## [YOUR TASK]
The whole listing below should be printed again exactly, with no images.

*** DATASET RECORDS ***

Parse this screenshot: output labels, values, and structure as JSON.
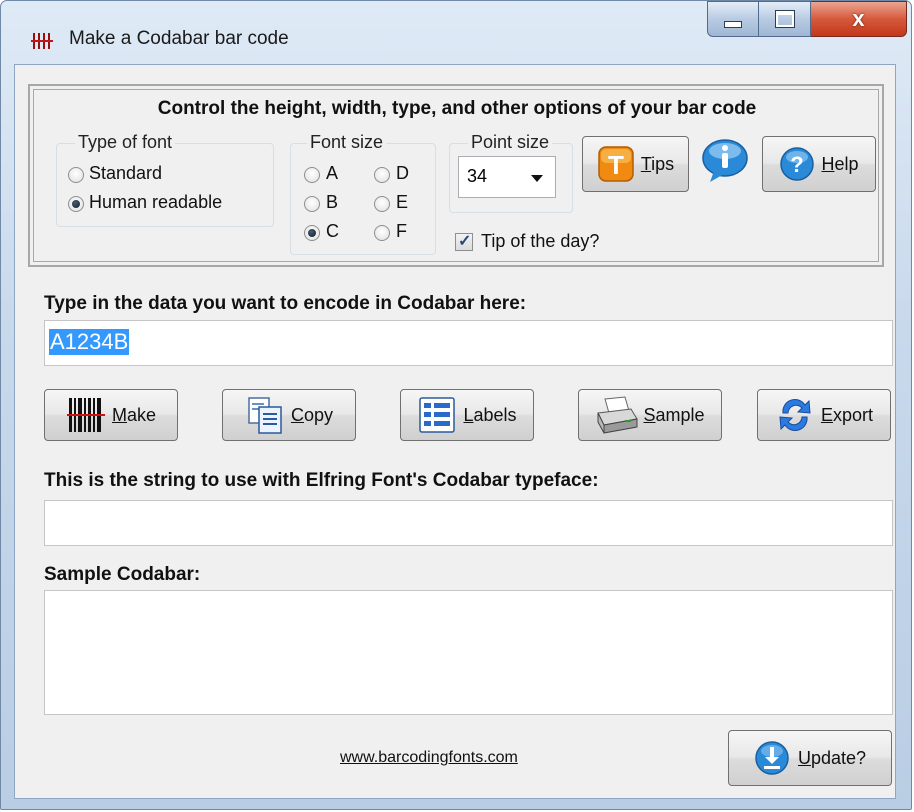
{
  "window": {
    "title": "Make a Codabar bar code"
  },
  "options": {
    "headline": "Control the height, width, type, and other options of your bar code",
    "type_of_font": {
      "legend": "Type of font",
      "options": [
        "Standard",
        "Human readable"
      ],
      "selected": "Human readable"
    },
    "font_size": {
      "legend": "Font size",
      "options": [
        "A",
        "B",
        "C",
        "D",
        "E",
        "F"
      ],
      "selected": "C"
    },
    "point_size": {
      "legend": "Point size",
      "value": "34"
    },
    "tip_of_day": {
      "label": "Tip of the day?",
      "checked": true
    },
    "buttons": {
      "tips_mnemonic": "T",
      "tips_rest": "ips",
      "help_mnemonic": "H",
      "help_rest": "elp"
    }
  },
  "input": {
    "label": "Type in the data you want to encode in Codabar here:",
    "value": "A1234B"
  },
  "actions": [
    {
      "mnemonic": "M",
      "rest": "ake",
      "icon": "barcode-icon"
    },
    {
      "mnemonic": "C",
      "rest": "opy",
      "icon": "copy-icon"
    },
    {
      "mnemonic": "L",
      "rest": "abels",
      "icon": "labels-icon"
    },
    {
      "mnemonic": "S",
      "rest": "ample",
      "icon": "printer-icon"
    },
    {
      "mnemonic": "E",
      "rest": "xport",
      "icon": "export-icon"
    }
  ],
  "output": {
    "label": "This is the string to use with Elfring Font's Codabar typeface:",
    "value": ""
  },
  "sample": {
    "label": "Sample Codabar:",
    "value": ""
  },
  "footer": {
    "link": "www.barcodingfonts.com",
    "update_mnemonic": "U",
    "update_rest": "pdate?"
  },
  "colors": {
    "selection": "#3399ff",
    "close_button": "#c3371b",
    "info_blue": "#2a8ad8",
    "tips_orange": "#f08a10"
  }
}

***

## [RESPONSE BOX]
Parse this screenshot: output labels, values, and structure as JSON.
{
  "window": {
    "title": "Make a Codabar bar code"
  },
  "options": {
    "headline": "Control the height, width, type, and other options of your bar code",
    "type_of_font": {
      "legend": "Type of font",
      "options": [
        "Standard",
        "Human readable"
      ],
      "selected": "Human readable"
    },
    "font_size": {
      "legend": "Font size",
      "options": [
        "A",
        "B",
        "C",
        "D",
        "E",
        "F"
      ],
      "selected": "C"
    },
    "point_size": {
      "legend": "Point size",
      "value": "34"
    },
    "tip_of_day": {
      "label": "Tip of the day?",
      "checked": true
    },
    "buttons": {
      "tips_mnemonic": "T",
      "tips_rest": "ips",
      "help_mnemonic": "H",
      "help_rest": "elp"
    }
  },
  "input": {
    "label": "Type in the data you want to encode in Codabar here:",
    "value": "A1234B"
  },
  "actions": [
    {
      "mnemonic": "M",
      "rest": "ake",
      "icon": "barcode-icon"
    },
    {
      "mnemonic": "C",
      "rest": "opy",
      "icon": "copy-icon"
    },
    {
      "mnemonic": "L",
      "rest": "abels",
      "icon": "labels-icon"
    },
    {
      "mnemonic": "S",
      "rest": "ample",
      "icon": "printer-icon"
    },
    {
      "mnemonic": "E",
      "rest": "xport",
      "icon": "export-icon"
    }
  ],
  "output": {
    "label": "This is the string to use with Elfring Font's Codabar typeface:",
    "value": ""
  },
  "sample": {
    "label": "Sample Codabar:",
    "value": ""
  },
  "footer": {
    "link": "www.barcodingfonts.com",
    "update_mnemonic": "U",
    "update_rest": "pdate?"
  },
  "colors": {
    "selection": "#3399ff",
    "close_button": "#c3371b",
    "info_blue": "#2a8ad8",
    "tips_orange": "#f08a10"
  }
}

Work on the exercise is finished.